By Adam Hood Burwell



(In imitation of Campbell’s “Hohenlinden”)

O’er Huron’s wave the orb of light
Sunk low in his diurnal flight,
And close behind the shades of night
                               Spread out their sable canopy.

To Lundy’s Lane the foemen flew,


And thick array’d in hostile view,
E’er the resplendent arch withdrew
                               That high o’erarch’d Niagara.

But as the parting glance of day
Shed its last beams upon the spray


That crown’d the tumbling flood, the play
                               Of battle hasten’d rapidly.
The bugle shrill the war-note spoke;
The maddening drum with furious stroke -
But louder, more appalling, broke


                               The thunders of th’ artillery.

Faint thro’ the war-cloud, dense and dun,
The moon with crimson’d crescent shone,
White gleam’d the battle’s lightenings on,
                               T’ illume the awful scenery


Fight on ye brave! but who shall know,
Or where to aim th’ uncertain blow,
Or whether bleeds a friend or foe,
                               To stain the wreaths of victory?
[Page 1]

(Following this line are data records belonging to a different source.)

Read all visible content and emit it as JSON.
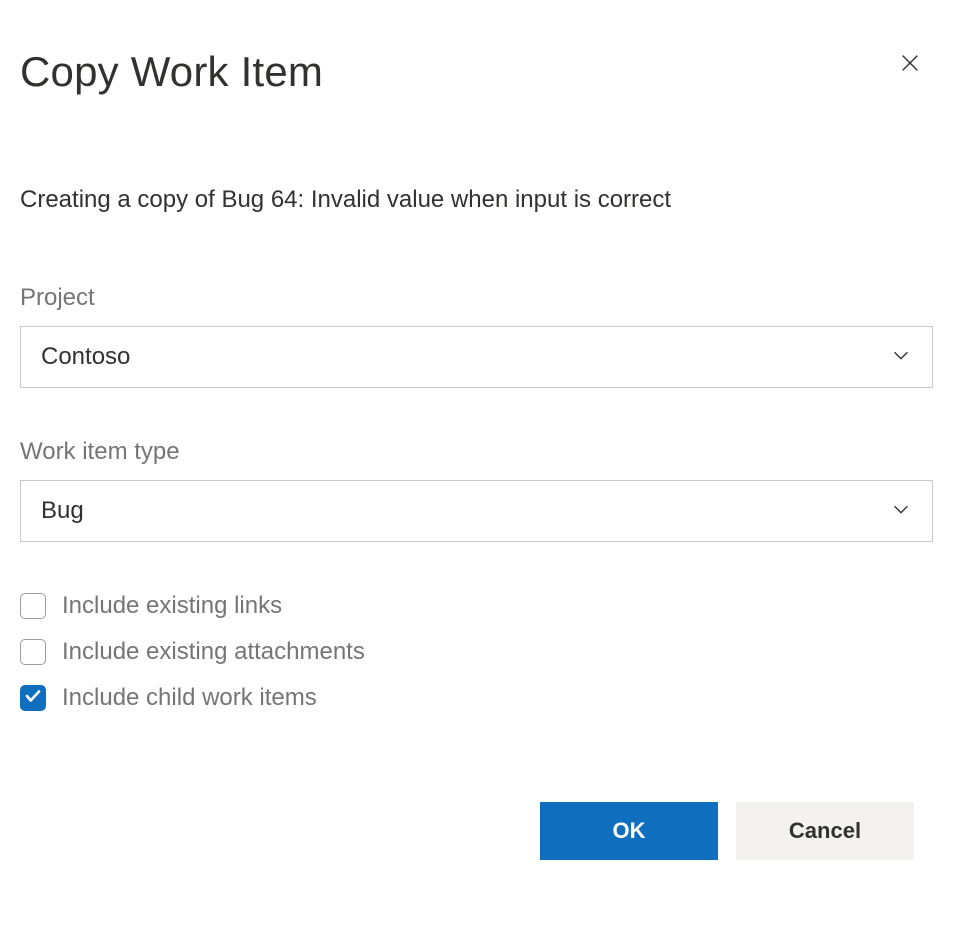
{
  "dialog": {
    "title": "Copy Work Item",
    "description": "Creating a copy of Bug 64: Invalid value when input is correct"
  },
  "fields": {
    "project": {
      "label": "Project",
      "value": "Contoso"
    },
    "workItemType": {
      "label": "Work item type",
      "value": "Bug"
    }
  },
  "checkboxes": {
    "includeLinks": {
      "label": "Include existing links",
      "checked": false
    },
    "includeAttachments": {
      "label": "Include existing attachments",
      "checked": false
    },
    "includeChildItems": {
      "label": "Include child work items",
      "checked": true
    }
  },
  "buttons": {
    "ok": "OK",
    "cancel": "Cancel"
  }
}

Ceased has the fight’s tremendous roar;

The cannon’s thunders peal no more;
But death’s dark harbinger hangs o’er
                               The battle’s utmost boundary.
Charge, charge, amain! the bugle sounds;
At once the clashing steel resounds;


And forward fierce the foeman bounds
                               To boldest deeds of chivalry.

Hard pant the combatants for breath,
While bloodier grows the blood stain’d heath,
And gloomier yet the work of death,


                               Deep veil’d in night’s obscurity.
To glory rush, ye brave, rush on!
Seize, seize the laurel! lo! ’tis won
The vanquish’d yield — the work is done
                               Huzza! The shout is victory.


Sunk is the beam of midnight low;
The fires of death have ceased to glow,
But morn a bloody field shall show,
                               Along thy banks, Niagara!
His silent stand the watchman takes,


Or by his wounded comrade wakes,
Whilst the last groan of misery breaks
                               Oft midst the dying soldiery.
Ne’er saw these fields so fierce a fight
Since first this flood, with rapid flight,


Majestic from his giant height
                               Roll’d thro’ his rugged scenery. [Page 2]
And while his cloud-capt surge shall pour,
May his deep thunder-voice no more
Be mingled with the battle’s roar,

                               Along his steep declivity.


Flamborough West, July, 1816. [Page 3]

* “These lines (altho’ a little altered since then by the author) appeared first in the ‘Gleaner,’ an Upper Canada [Niagara] paper.” This note appeared with the poem when it was reprinted in The Scribbler (Montreal), I, 245-246, (24 January, 1822). [back]